DeErricka Green | Managing Editor

Spike Lee is much more than that quirky courtside Knicks fan, always dressed head-to-toe in team colors. SPIKE UP CLOSE POSTER-1

Lee has been classified by many as the most important and controversial African American filmmaker in American history; ironically, though his political and social commentary is just as relevant today as it was in the 1980s, a startling fraction of our current generation is unaware of  this, something a group of Durham educators is working to change.

The Liberty Arts and the Durham Art Guild will be sponsoring 40 Acres & a Mule, a film series that kicked off March 16 and will continue with weekly screenings of Spike Lee “joints” through April 13.

With guest speakers (including Dr. Mark Anthony Neal, a professor of African and African-American Studies at Duke University, @The BlackVoice’s Taurean R. Brown, and activist Lamont Lilly) the series will dissect such classics as School Daze and Do the Right Thing in order to celebrate Lee and examine race relations, colorism in the black community, the role of media in contemporary life, urban crime and poverty, and their enduring affects on black culture.

Since his first film She Gotta Have It in the mid-1980s, Lee has capitalized on the art of filmmaking in order to articulate issues of race, class and the disparaging conditions of the black population in America.

As Lee became better known and his work followed more closely, he began to use his public influence and status in order to become an agent for empowerment amongst black people, ultimately becoming a voice for the voiceless.

After the release of Mo’ Better Blues (1990), Lee was accused of anti-semitism by critics.
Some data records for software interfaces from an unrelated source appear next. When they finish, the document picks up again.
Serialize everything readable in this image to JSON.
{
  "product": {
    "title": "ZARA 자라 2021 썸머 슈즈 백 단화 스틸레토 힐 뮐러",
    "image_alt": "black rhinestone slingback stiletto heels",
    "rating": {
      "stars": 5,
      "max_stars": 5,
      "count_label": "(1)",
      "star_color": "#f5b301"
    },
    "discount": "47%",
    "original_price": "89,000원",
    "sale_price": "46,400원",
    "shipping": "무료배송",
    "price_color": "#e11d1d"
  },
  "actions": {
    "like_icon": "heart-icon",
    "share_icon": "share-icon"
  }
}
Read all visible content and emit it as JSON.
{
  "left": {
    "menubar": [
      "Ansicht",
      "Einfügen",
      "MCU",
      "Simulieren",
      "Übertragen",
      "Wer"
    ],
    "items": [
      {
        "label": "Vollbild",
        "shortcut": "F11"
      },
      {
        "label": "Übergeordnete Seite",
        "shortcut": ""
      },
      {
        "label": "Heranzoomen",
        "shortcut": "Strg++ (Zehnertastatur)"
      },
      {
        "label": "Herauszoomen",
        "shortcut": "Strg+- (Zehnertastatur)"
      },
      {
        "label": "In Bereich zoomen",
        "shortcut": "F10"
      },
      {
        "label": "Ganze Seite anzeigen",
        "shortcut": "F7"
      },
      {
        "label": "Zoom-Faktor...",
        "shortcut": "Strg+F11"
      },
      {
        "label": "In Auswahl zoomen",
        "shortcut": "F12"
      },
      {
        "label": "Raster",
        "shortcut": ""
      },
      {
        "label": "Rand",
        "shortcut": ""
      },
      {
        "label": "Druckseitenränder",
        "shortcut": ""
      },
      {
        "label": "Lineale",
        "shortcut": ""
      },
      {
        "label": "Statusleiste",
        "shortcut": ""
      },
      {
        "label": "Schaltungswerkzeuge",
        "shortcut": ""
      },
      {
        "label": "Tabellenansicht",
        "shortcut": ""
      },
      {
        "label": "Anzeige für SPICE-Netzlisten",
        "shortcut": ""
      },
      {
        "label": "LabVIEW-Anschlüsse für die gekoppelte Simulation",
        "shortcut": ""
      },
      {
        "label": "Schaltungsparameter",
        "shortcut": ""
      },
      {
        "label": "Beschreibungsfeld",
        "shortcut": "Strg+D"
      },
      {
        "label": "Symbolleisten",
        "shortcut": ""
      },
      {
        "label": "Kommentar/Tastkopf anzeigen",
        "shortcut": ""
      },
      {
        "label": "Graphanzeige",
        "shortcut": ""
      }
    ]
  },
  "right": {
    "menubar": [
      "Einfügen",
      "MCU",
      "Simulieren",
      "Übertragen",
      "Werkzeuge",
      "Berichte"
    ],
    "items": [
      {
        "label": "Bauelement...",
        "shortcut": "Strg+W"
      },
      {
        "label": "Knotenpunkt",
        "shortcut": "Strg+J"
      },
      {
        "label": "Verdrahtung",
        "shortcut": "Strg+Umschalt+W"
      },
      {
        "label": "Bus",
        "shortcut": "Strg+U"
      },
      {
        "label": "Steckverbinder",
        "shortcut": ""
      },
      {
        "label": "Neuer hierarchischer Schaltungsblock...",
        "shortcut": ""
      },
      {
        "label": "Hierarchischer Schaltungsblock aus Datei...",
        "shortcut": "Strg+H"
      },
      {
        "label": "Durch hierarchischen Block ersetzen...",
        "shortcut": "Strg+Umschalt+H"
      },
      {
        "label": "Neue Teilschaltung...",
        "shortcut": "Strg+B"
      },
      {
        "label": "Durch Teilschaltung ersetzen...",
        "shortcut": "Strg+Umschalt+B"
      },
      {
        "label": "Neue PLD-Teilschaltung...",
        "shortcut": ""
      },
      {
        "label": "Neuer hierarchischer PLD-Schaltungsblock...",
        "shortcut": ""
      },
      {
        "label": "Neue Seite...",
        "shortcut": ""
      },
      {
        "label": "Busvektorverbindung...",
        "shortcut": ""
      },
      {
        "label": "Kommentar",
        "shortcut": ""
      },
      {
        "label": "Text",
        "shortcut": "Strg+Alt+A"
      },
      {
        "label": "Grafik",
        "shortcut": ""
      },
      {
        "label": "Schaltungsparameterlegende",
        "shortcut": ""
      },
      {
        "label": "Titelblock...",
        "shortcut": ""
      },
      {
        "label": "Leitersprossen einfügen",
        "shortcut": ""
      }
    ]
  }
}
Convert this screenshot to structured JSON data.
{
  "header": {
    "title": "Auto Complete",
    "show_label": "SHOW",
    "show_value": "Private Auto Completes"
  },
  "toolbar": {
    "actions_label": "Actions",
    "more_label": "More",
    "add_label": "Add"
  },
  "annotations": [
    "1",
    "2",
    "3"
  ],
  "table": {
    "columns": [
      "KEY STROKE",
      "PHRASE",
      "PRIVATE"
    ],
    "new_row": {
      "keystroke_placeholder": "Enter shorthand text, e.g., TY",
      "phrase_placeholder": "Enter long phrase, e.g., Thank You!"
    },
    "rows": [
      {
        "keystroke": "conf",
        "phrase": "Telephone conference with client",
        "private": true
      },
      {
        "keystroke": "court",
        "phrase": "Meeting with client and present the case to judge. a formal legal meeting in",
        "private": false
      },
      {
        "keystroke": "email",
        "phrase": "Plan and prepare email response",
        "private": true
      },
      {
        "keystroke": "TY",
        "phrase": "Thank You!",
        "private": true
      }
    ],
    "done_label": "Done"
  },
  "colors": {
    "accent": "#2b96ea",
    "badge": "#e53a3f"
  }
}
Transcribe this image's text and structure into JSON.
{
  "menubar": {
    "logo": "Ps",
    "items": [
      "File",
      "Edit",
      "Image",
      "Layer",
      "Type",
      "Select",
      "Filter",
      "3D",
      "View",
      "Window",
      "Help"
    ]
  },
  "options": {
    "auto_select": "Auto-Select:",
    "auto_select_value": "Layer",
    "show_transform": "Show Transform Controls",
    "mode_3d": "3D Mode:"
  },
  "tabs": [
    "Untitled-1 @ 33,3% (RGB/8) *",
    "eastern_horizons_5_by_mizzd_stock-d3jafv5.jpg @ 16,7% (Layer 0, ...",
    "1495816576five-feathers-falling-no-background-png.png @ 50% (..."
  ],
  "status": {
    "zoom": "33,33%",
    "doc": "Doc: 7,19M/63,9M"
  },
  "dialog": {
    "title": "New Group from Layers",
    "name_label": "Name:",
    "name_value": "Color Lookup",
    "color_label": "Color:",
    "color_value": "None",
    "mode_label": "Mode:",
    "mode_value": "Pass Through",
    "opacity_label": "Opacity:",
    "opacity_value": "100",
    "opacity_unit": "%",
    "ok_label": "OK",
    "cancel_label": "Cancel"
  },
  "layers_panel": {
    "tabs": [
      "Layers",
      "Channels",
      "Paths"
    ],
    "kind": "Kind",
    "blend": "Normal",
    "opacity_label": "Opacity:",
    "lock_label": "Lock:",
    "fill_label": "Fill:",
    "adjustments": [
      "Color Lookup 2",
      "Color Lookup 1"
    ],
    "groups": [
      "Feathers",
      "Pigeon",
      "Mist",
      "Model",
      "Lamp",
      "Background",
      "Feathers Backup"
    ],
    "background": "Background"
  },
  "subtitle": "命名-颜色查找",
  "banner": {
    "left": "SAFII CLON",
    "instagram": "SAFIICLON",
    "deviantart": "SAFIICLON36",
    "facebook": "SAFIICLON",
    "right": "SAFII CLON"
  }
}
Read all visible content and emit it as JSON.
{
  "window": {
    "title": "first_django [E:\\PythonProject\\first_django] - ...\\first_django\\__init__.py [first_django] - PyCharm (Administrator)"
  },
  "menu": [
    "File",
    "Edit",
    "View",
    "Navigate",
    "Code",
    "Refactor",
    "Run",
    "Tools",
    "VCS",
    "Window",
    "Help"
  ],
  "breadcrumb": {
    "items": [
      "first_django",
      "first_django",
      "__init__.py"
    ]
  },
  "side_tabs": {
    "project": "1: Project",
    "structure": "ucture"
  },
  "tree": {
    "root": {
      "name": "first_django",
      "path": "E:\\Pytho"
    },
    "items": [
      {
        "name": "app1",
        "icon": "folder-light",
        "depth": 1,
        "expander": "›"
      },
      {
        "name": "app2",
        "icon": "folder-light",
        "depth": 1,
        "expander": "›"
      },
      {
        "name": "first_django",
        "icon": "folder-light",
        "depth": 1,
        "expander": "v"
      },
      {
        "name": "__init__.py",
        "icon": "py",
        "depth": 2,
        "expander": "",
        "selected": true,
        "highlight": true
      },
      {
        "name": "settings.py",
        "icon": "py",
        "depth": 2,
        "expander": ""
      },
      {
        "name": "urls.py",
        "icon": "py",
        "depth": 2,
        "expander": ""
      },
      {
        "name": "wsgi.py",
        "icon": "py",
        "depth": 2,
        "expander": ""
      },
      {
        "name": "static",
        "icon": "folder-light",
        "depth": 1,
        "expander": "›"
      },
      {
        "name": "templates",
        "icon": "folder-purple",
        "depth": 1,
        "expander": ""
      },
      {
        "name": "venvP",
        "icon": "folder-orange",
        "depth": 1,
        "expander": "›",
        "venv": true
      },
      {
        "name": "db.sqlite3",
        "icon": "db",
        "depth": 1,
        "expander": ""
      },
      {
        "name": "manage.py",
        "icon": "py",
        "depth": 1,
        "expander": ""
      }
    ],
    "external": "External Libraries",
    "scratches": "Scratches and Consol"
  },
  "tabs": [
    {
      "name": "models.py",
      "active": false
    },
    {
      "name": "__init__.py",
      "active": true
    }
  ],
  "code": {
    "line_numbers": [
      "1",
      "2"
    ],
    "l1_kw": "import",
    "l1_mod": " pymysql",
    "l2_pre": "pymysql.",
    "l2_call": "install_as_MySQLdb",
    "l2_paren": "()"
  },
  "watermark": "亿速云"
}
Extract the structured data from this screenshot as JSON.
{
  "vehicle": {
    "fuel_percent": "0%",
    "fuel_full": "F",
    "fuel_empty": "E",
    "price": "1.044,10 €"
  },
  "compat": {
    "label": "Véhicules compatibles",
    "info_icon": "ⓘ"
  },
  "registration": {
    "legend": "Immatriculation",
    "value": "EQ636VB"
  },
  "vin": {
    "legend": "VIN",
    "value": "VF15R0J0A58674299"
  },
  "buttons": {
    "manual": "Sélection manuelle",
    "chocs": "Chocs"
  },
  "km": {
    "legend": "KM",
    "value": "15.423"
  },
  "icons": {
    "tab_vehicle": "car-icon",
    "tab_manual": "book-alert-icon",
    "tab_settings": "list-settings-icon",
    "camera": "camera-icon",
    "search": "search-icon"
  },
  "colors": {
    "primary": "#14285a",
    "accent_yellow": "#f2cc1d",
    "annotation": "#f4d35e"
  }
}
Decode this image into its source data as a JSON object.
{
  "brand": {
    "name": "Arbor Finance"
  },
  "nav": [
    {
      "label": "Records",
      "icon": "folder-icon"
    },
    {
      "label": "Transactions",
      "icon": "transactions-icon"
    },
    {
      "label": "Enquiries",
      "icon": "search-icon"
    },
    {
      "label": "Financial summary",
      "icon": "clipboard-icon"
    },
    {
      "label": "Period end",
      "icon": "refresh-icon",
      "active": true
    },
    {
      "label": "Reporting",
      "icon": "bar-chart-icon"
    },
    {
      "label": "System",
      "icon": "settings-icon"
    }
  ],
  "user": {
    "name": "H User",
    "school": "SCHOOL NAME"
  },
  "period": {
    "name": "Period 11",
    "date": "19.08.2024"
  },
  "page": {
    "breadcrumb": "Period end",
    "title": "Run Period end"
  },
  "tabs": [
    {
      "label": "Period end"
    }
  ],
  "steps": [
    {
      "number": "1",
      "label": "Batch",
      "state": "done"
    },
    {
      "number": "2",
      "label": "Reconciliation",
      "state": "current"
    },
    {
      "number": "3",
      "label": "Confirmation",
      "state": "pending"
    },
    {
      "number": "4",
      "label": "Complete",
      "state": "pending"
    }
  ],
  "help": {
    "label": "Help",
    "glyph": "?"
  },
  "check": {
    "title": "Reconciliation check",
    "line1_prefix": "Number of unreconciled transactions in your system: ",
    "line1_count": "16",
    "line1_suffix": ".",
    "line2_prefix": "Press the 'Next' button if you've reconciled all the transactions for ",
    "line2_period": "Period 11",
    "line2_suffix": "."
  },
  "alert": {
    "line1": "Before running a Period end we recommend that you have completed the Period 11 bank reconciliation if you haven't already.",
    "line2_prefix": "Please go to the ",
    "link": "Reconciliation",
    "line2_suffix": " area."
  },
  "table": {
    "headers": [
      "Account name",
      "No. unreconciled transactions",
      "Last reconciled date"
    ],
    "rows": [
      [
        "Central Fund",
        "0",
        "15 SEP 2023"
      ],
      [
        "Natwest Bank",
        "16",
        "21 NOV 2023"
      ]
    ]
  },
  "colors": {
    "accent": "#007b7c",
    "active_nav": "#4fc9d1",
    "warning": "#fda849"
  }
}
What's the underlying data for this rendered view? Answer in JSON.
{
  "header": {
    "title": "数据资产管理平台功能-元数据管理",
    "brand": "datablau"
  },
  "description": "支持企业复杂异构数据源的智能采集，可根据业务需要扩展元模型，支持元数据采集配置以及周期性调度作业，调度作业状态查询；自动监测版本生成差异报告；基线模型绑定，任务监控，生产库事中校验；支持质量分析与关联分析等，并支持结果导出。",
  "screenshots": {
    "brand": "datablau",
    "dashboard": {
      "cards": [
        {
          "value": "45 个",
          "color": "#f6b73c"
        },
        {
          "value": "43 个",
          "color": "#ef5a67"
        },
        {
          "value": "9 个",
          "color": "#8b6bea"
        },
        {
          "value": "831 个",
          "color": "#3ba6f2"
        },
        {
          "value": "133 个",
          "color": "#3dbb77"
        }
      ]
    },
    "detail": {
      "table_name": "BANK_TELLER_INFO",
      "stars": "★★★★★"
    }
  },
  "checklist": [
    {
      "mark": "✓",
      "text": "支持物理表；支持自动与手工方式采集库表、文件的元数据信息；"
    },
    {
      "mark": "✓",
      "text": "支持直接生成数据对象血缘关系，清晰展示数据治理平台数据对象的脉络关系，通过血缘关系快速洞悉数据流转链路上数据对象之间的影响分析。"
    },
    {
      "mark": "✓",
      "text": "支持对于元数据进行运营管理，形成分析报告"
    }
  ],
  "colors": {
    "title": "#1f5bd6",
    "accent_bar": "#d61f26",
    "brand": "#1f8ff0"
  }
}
They criticized two characters within the film for stereotypical “Jewish” behavior. Lee denied the charge, explaining that he devised those characters in order to depict how black artists struggled against exploitation.

In 2005, Lee commented on the federal government’s response to Hurricane Katrina. Responding to a CNN anchor’s question as to whether the government intentionally ignored the predicaments of African Americans during the disaster, Lee said, “I don’t put anything past the United States government. I don’t find it too far-fetched that they tried to displace all the black people out of New Orleans.” Lee also cited the government’s past atrocities against black people, including the Tuskegee Study of Untreated Syphilis in the Negro Male.

During a lecture at Concordia University in Montreal, Canada in 2009, Lee criticized how some individuals within the black community wrongfully associate “intelligence with acting white, and ignorance with acting black.”

Today, Lee is not only regarded as the most important African American filmmaker, but definitely the most commercially successful. In addition to awards, box office success and his own production company, Lee inspired a movement of black film through the 1990s and today. Without the influence of Lee’s cinematography, artists like John Singleton and the Hughes Brothers, classics like

Menace II Society and Boyz n the Hood, would be non-existent.

In hosting the 40 Acres & a Mule, Liberty Arts and the Durham Art Guild will celebrate the work of an innovator who has, since his debut dedicated his life to the empowerment of African Americans through film and cinematography. The Lee films have analyzed for the larger historical, cultural, and social aspects of American society in a way that made a lasting impact on African American culture.